• YOUR INSTRUCTIONS
Restate all the entries exactly as they appear, apart from the pictures.
☆ ☆ ☆ ☆
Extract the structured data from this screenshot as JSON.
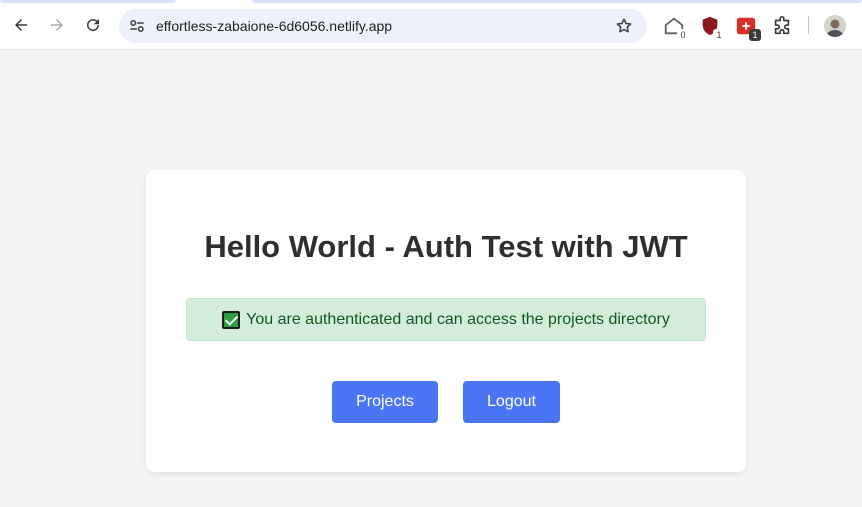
{
  "browser": {
    "url": "effortless-zabaione-6d6056.netlify.app",
    "extensions": [
      {
        "icon": "home-extension-icon",
        "badge": "0",
        "color": "#5f6368"
      },
      {
        "icon": "shield-extension-icon",
        "badge": "1",
        "color": "#8b1a1a"
      },
      {
        "icon": "plus-extension-icon",
        "badge": "1",
        "color": "#d93025"
      }
    ]
  },
  "page": {
    "title": "Hello World - Auth Test with JWT",
    "status_message": "You are authenticated and can access the projects directory",
    "projects_label": "Projects",
    "logout_label": "Logout"
  },
  "colors": {
    "accent": "#4a76f5",
    "success_bg": "#d4edda",
    "success_text": "#155724",
    "page_bg": "#f4f4f4"
  }
}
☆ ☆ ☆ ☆
• EXERCISE RESPONSE
Extract the structured data from this screenshot as JSON.
{
  "browser": {
    "url": "effortless-zabaione-6d6056.netlify.app",
    "extensions": [
      {
        "icon": "home-extension-icon",
        "badge": "0",
        "color": "#5f6368"
      },
      {
        "icon": "shield-extension-icon",
        "badge": "1",
        "color": "#8b1a1a"
      },
      {
        "icon": "plus-extension-icon",
        "badge": "1",
        "color": "#d93025"
      }
    ]
  },
  "page": {
    "title": "Hello World - Auth Test with JWT",
    "status_message": "You are authenticated and can access the projects directory",
    "projects_label": "Projects",
    "logout_label": "Logout"
  },
  "colors": {
    "accent": "#4a76f5",
    "success_bg": "#d4edda",
    "success_text": "#155724",
    "page_bg": "#f4f4f4"
  }
}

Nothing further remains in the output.